**Requirement:** Copy the entries below exactly. Images do not belong in the copy.
╔══
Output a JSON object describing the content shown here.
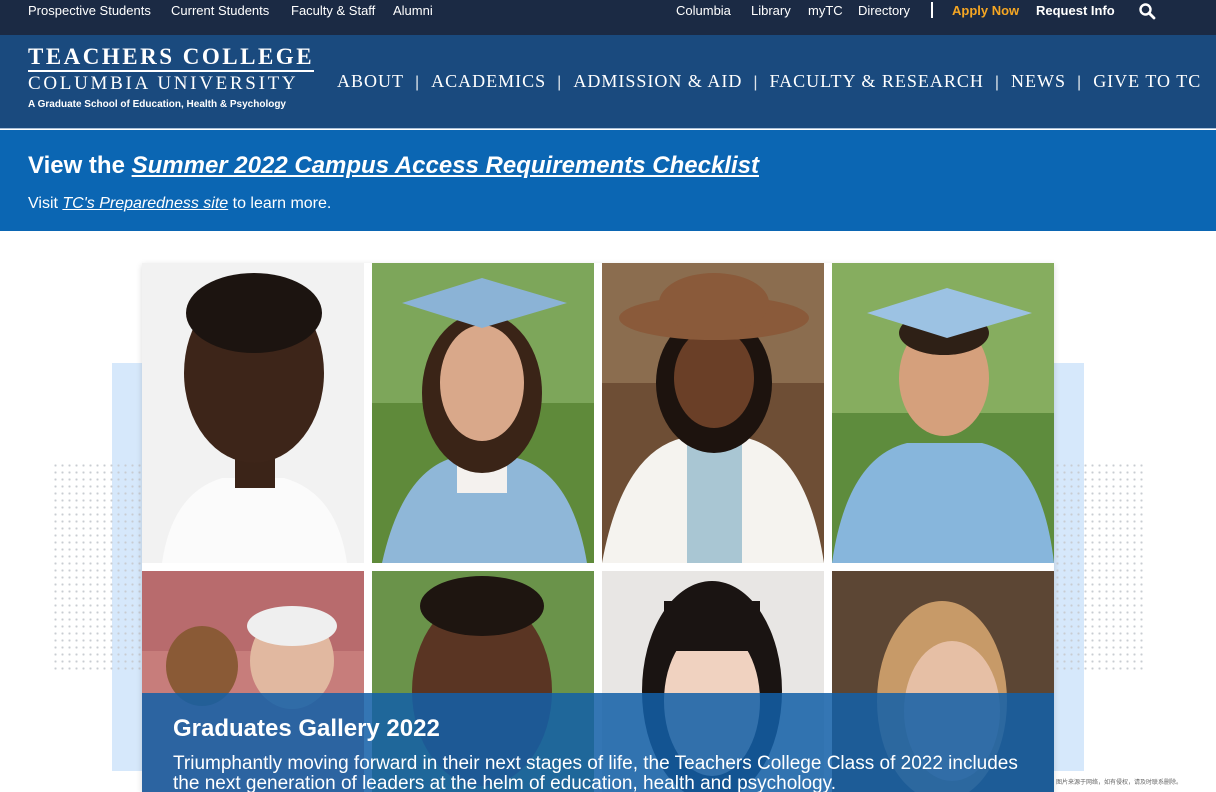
{
  "utility_nav": {
    "left": [
      "Prospective Students",
      "Current Students",
      "Faculty & Staff",
      "Alumni"
    ],
    "right": [
      "Columbia",
      "Library",
      "myTC",
      "Directory"
    ],
    "apply_now": "Apply Now",
    "request_info": "Request Info",
    "search_icon": "search-icon"
  },
  "logo": {
    "line1": "TEACHERS COLLEGE",
    "line2": "COLUMBIA UNIVERSITY",
    "tagline": "A Graduate School of Education, Health & Psychology"
  },
  "main_nav": [
    "ABOUT",
    "ACADEMICS",
    "ADMISSION & AID",
    "FACULTY & RESEARCH",
    "NEWS",
    "GIVE TO TC"
  ],
  "alert": {
    "heading_prefix": "View the ",
    "heading_link": "Summer 2022 Campus Access Requirements Checklist",
    "sub_prefix": "Visit ",
    "sub_link": "TC's Preparedness site",
    "sub_suffix": " to learn more."
  },
  "feature": {
    "title": "Graduates Gallery 2022",
    "description": "Triumphantly moving forward in their next stages of life, the Teachers College Class of 2022 includes the next generation of leaders at the helm of education, health and psychology."
  },
  "watermark_text": "图片来源于网络，如有侵权，请及时联系删除。",
  "colors": {
    "utility_bg": "#1b2a44",
    "header_bg": "#1a4a7e",
    "alert_bg": "#0b66b3",
    "apply_accent": "#f5a623",
    "caption_bg": "#1360a8"
  }
}
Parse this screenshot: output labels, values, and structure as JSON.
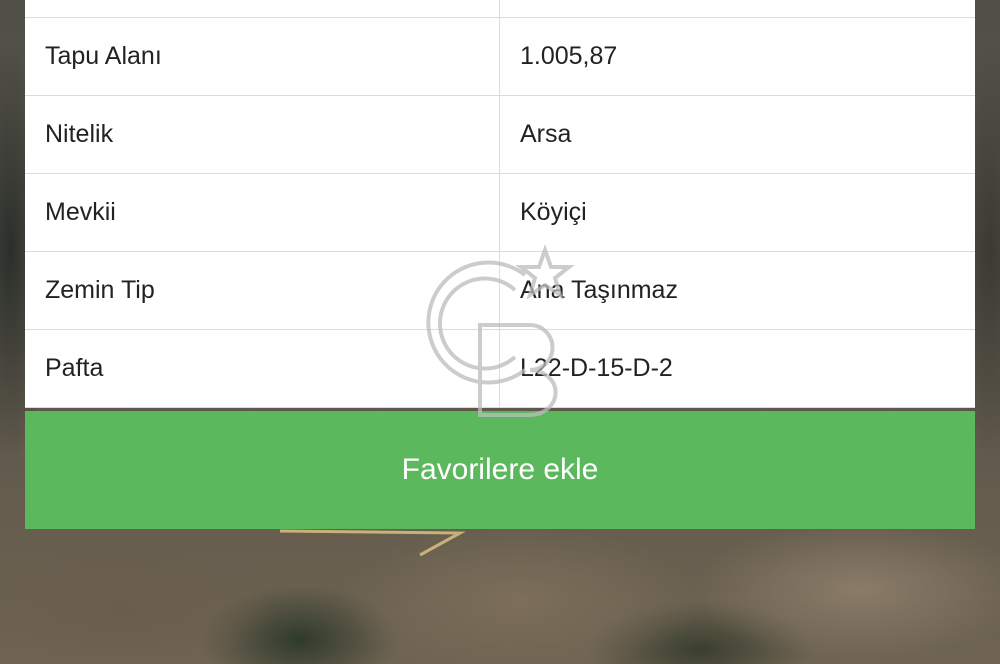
{
  "details": {
    "rows": [
      {
        "label": "Tapu Alanı",
        "value": "1.005,87"
      },
      {
        "label": "Nitelik",
        "value": "Arsa"
      },
      {
        "label": "Mevkii",
        "value": "Köyiçi"
      },
      {
        "label": "Zemin Tip",
        "value": "Ana Taşınmaz"
      },
      {
        "label": "Pafta",
        "value": "L22-D-15-D-2"
      }
    ]
  },
  "actions": {
    "favorite_label": "Favorilere ekle"
  },
  "colors": {
    "button": "#5cb85c",
    "divider": "#dcdcdc"
  }
}
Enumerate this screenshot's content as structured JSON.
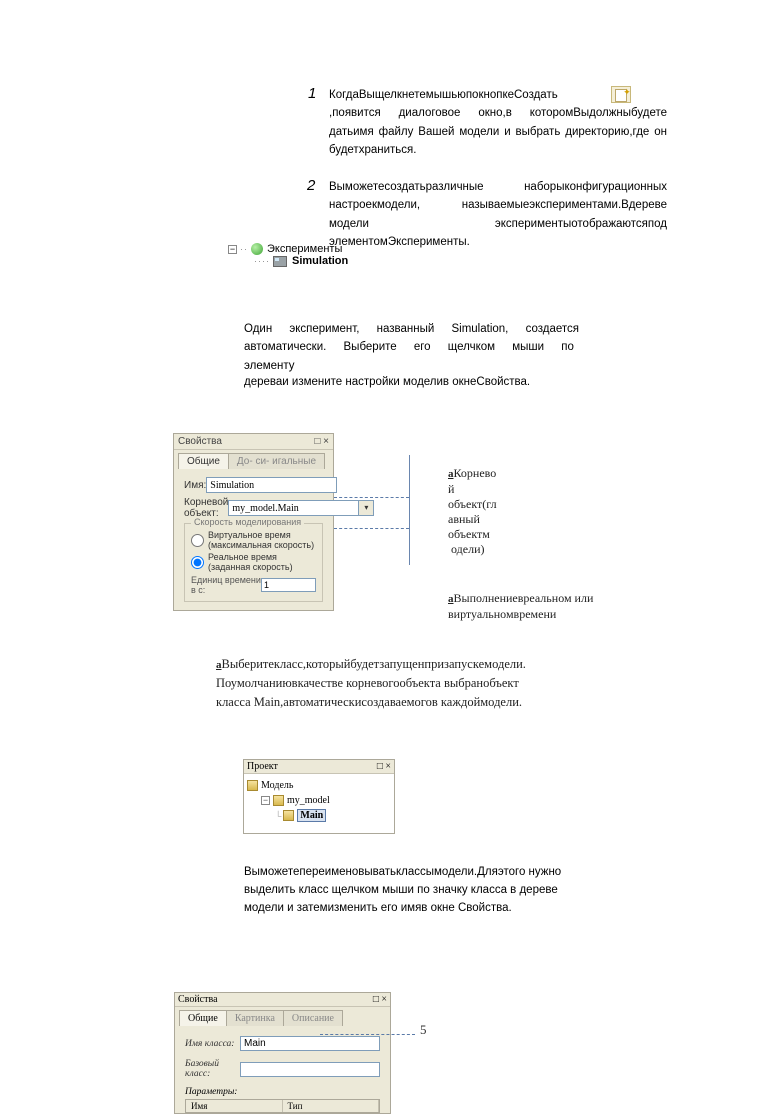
{
  "step1": {
    "num": "1",
    "text_a": "КогдаВыщелкнетемышьюпокнопкеСоздать",
    "text_b": ",появится диалоговое окно,в которомВыдолжныбудете датьимя файлу Вашей модели и выбрать директорию,где он будетхраниться."
  },
  "step2": {
    "num": "2",
    "text": "Выможетесоздатьразличные наборыконфигурационных настроекмодели, называемыеэкспериментами.Вдереве модели экспериментыотображаютсяпод элементомЭксперименты."
  },
  "exp_tree": {
    "root": "Эксперименты",
    "child": "Simulation"
  },
  "para3": "Один эксперимент, названный Simulation, создается автоматически. Выберите его щелчком мыши по элементу",
  "para3b": "дереваи измените настройки моделив окнеСвойства.",
  "panel1": {
    "title": "Свойства",
    "tab_active": "Общие",
    "tab_inactive": "До- си- игальные",
    "label_name": "Имя:",
    "value_name": "Simulation",
    "label_root": "Корневой объект:",
    "value_root": "my_model.Main",
    "group_title": "Скорость моделирования",
    "radio1": "Виртуальное время (максимальная скорость)",
    "radio2": "Реальное время (заданная скорость)",
    "scale_label": "Единиц времени в с:",
    "scale_value": "1"
  },
  "annot1": {
    "b": "a",
    "lines": [
      "Корнево",
      "й",
      "объект(гл",
      "авный",
      "объектм",
      "одели)"
    ]
  },
  "annot2": {
    "b": "a",
    "text": "Выполнениевреальном или виртуальномвремени"
  },
  "para4": {
    "b": "a",
    "text": "Выберитекласс,которыйбудетзапущенпризапускемодели. Поумолчаниювкачестве корневогообъекта выбранобъект класса Main,автоматическисоздаваемогов каждоймодели."
  },
  "panel2": {
    "title": "Проект",
    "node_model": "Модель",
    "node_mymodel": "my_model",
    "node_main": "Main"
  },
  "para5": "Выможетепереименовыватьклассымодели.Дляэтого нужно выделить класс щелчком мыши по значку класса в дереве модели и затемизменить его имяв окне Свойства.",
  "panel3": {
    "title": "Свойства",
    "tab1": "Общие",
    "tab2": "Картинка",
    "tab3": "Описание",
    "label_classname": "Имя класса:",
    "value_classname": "Main",
    "label_base": "Базовый класс:",
    "value_base": "",
    "label_params": "Параметры:",
    "col1": "Имя",
    "col2": "Тип"
  },
  "annot5": "5"
}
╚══
**Task solution:**
Output a JSON object describing the content shown here.
{
  "utility_nav": {
    "left": [
      "Prospective Students",
      "Current Students",
      "Faculty & Staff",
      "Alumni"
    ],
    "right": [
      "Columbia",
      "Library",
      "myTC",
      "Directory"
    ],
    "apply_now": "Apply Now",
    "request_info": "Request Info",
    "search_icon": "search-icon"
  },
  "logo": {
    "line1": "TEACHERS COLLEGE",
    "line2": "COLUMBIA UNIVERSITY",
    "tagline": "A Graduate School of Education, Health & Psychology"
  },
  "main_nav": [
    "ABOUT",
    "ACADEMICS",
    "ADMISSION & AID",
    "FACULTY & RESEARCH",
    "NEWS",
    "GIVE TO TC"
  ],
  "alert": {
    "heading_prefix": "View the ",
    "heading_link": "Summer 2022 Campus Access Requirements Checklist",
    "sub_prefix": "Visit ",
    "sub_link": "TC's Preparedness site",
    "sub_suffix": " to learn more."
  },
  "feature": {
    "title": "Graduates Gallery 2022",
    "description": "Triumphantly moving forward in their next stages of life, the Teachers College Class of 2022 includes the next generation of leaders at the helm of education, health and psychology."
  },
  "watermark_text": "图片来源于网络，如有侵权，请及时联系删除。",
  "colors": {
    "utility_bg": "#1b2a44",
    "header_bg": "#1a4a7e",
    "alert_bg": "#0b66b3",
    "apply_accent": "#f5a623",
    "caption_bg": "#1360a8"
  }
}
Parse this screenshot: output labels, values, and structure as JSON.
{
  "details": {
    "rows": [
      {
        "label": "Tapu Alanı",
        "value": "1.005,87"
      },
      {
        "label": "Nitelik",
        "value": "Arsa"
      },
      {
        "label": "Mevkii",
        "value": "Köyiçi"
      },
      {
        "label": "Zemin Tip",
        "value": "Ana Taşınmaz"
      },
      {
        "label": "Pafta",
        "value": "L22-D-15-D-2"
      }
    ]
  },
  "actions": {
    "favorite_label": "Favorilere ekle"
  },
  "colors": {
    "button": "#5cb85c",
    "divider": "#dcdcdc"
  }
}
Enumerate this screenshot's content as structured JSON.
{
  "step1": {
    "num": "1",
    "text_a": "КогдаВыщелкнетемышьюпокнопкеСоздать",
    "text_b": ",появится диалоговое окно,в которомВыдолжныбудете датьимя файлу Вашей модели и выбрать директорию,где он будетхраниться."
  },
  "step2": {
    "num": "2",
    "text": "Выможетесоздатьразличные наборыконфигурационных настроекмодели, называемыеэкспериментами.Вдереве модели экспериментыотображаютсяпод элементомЭксперименты."
  },
  "exp_tree": {
    "root": "Эксперименты",
    "child": "Simulation"
  },
  "para3": "Один эксперимент, названный Simulation, создается автоматически. Выберите его щелчком мыши по элементу",
  "para3b": "дереваи измените настройки моделив окнеСвойства.",
  "panel1": {
    "title": "Свойства",
    "tab_active": "Общие",
    "tab_inactive": "До- си- игальные",
    "label_name": "Имя:",
    "value_name": "Simulation",
    "label_root": "Корневой объект:",
    "value_root": "my_model.Main",
    "group_title": "Скорость моделирования",
    "radio1": "Виртуальное время (максимальная скорость)",
    "radio2": "Реальное время (заданная скорость)",
    "scale_label": "Единиц времени в с:",
    "scale_value": "1"
  },
  "annot1": {
    "b": "a",
    "lines": [
      "Корнево",
      "й",
      "объект(гл",
      "авный",
      "объектм",
      "одели)"
    ]
  },
  "annot2": {
    "b": "a",
    "text": "Выполнениевреальном или виртуальномвремени"
  },
  "para4": {
    "b": "a",
    "text": "Выберитекласс,которыйбудетзапущенпризапускемодели. Поумолчаниювкачестве корневогообъекта выбранобъект класса Main,автоматическисоздаваемогов каждоймодели."
  },
  "panel2": {
    "title": "Проект",
    "node_model": "Модель",
    "node_mymodel": "my_model",
    "node_main": "Main"
  },
  "para5": "Выможетепереименовыватьклассымодели.Дляэтого нужно выделить класс щелчком мыши по значку класса в дереве модели и затемизменить его имяв окне Свойства.",
  "panel3": {
    "title": "Свойства",
    "tab1": "Общие",
    "tab2": "Картинка",
    "tab3": "Описание",
    "label_classname": "Имя класса:",
    "value_classname": "Main",
    "label_base": "Базовый класс:",
    "value_base": "",
    "label_params": "Параметры:",
    "col1": "Имя",
    "col2": "Тип"
  },
  "annot5": "5"
}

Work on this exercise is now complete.